(Interface dataset entries)
= Beginning of Section =
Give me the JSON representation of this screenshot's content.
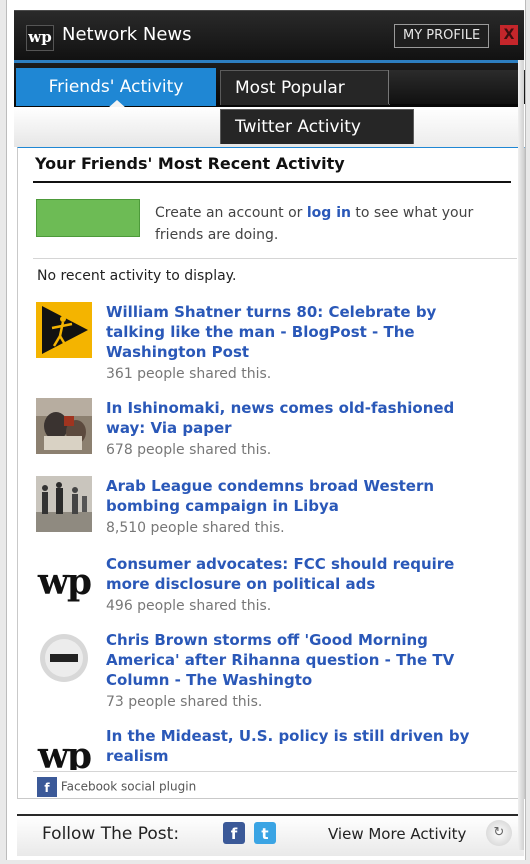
{
  "header": {
    "logo_text": "wp",
    "title": "Network News",
    "profile_button": "MY PROFILE",
    "close_label": "X"
  },
  "tabs": {
    "active": "Friends' Activity",
    "popular": "Most Popular",
    "twitter": "Twitter Activity"
  },
  "panel": {
    "title": "Your Friends' Most Recent Activity",
    "login_text_before": "Create an account or ",
    "login_link": "log in",
    "login_text_after": " to see what your friends are doing.",
    "no_activity": "No recent activity to display."
  },
  "items": [
    {
      "title": "William Shatner turns 80: Celebrate by talking like the man - BlogPost - The Washington Post",
      "count": "361 people shared this.",
      "thumb": "shatner-icon"
    },
    {
      "title": "In Ishinomaki, news comes old-fashioned way: Via paper",
      "count": "678 people shared this.",
      "thumb": "ishinomaki-photo"
    },
    {
      "title": "Arab League condemns broad Western bombing campaign in Libya",
      "count": "8,510 people shared this.",
      "thumb": "libya-photo"
    },
    {
      "title": "Consumer advocates: FCC should require more disclosure on political ads",
      "count": "496 people shared this.",
      "thumb": "wp-logo"
    },
    {
      "title": "Chris Brown storms off 'Good Morning America' after Rihanna question - The TV Column - The Washingto",
      "count": "73 people shared this.",
      "thumb": "column-icon"
    },
    {
      "title": "In the Mideast, U.S. policy is still driven by realism",
      "count": "",
      "thumb": "wp-logo"
    }
  ],
  "plugin": {
    "label": "Facebook social plugin",
    "icon_glyph": "f"
  },
  "footer": {
    "follow_label": "Follow The Post:",
    "fb_glyph": "f",
    "tw_glyph": "t",
    "view_more": "View More Activity"
  }
}
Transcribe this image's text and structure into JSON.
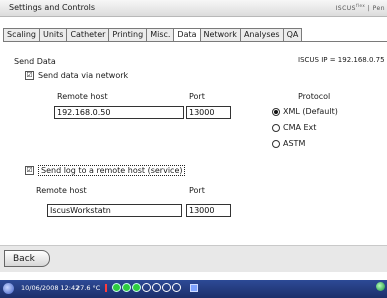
{
  "window": {
    "title": "Settings and Controls",
    "brand": "ISCUS",
    "brand_sup": "flex",
    "brand_suffix": "| Pen"
  },
  "tabs": [
    {
      "label": "Scaling",
      "active": false
    },
    {
      "label": "Units",
      "active": false
    },
    {
      "label": "Catheter",
      "active": false
    },
    {
      "label": "Printing",
      "active": false
    },
    {
      "label": "Misc.",
      "active": false
    },
    {
      "label": "Data",
      "active": true
    },
    {
      "label": "Network",
      "active": false
    },
    {
      "label": "Analyses",
      "active": false
    },
    {
      "label": "QA",
      "active": false
    }
  ],
  "send_data": {
    "heading": "Send Data",
    "iscus_ip": "ISCUS IP = 192.168.0.75",
    "send_via_network": {
      "label": "Send data via network",
      "checked": true
    },
    "remote_host_label": "Remote host",
    "port_label": "Port",
    "protocol_label": "Protocol",
    "remote_host_value": "192.168.0.50",
    "port_value": "13000",
    "protocols": [
      {
        "label": "XML (Default)",
        "selected": true
      },
      {
        "label": "CMA Ext",
        "selected": false
      },
      {
        "label": "ASTM",
        "selected": false
      }
    ]
  },
  "send_log": {
    "checkbox": {
      "label": "Send log to a remote host (service)",
      "checked": true
    },
    "remote_host_label": "Remote host",
    "port_label": "Port",
    "remote_host_value": "IscusWorkstatn",
    "port_value": "13000"
  },
  "footer": {
    "back_label": "Back"
  },
  "taskbar": {
    "datetime": "10/06/2008 12:42",
    "temperature": "27.6 °C",
    "icons": [
      "start-orb-icon",
      "warning-icon",
      "status-dots-icon",
      "network-icon",
      "green-orb-icon"
    ]
  },
  "colors": {
    "taskbar": "#1c2f6a",
    "status_on": "#2ecc40"
  }
}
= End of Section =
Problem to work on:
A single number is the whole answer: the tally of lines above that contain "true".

Exercise solution:
4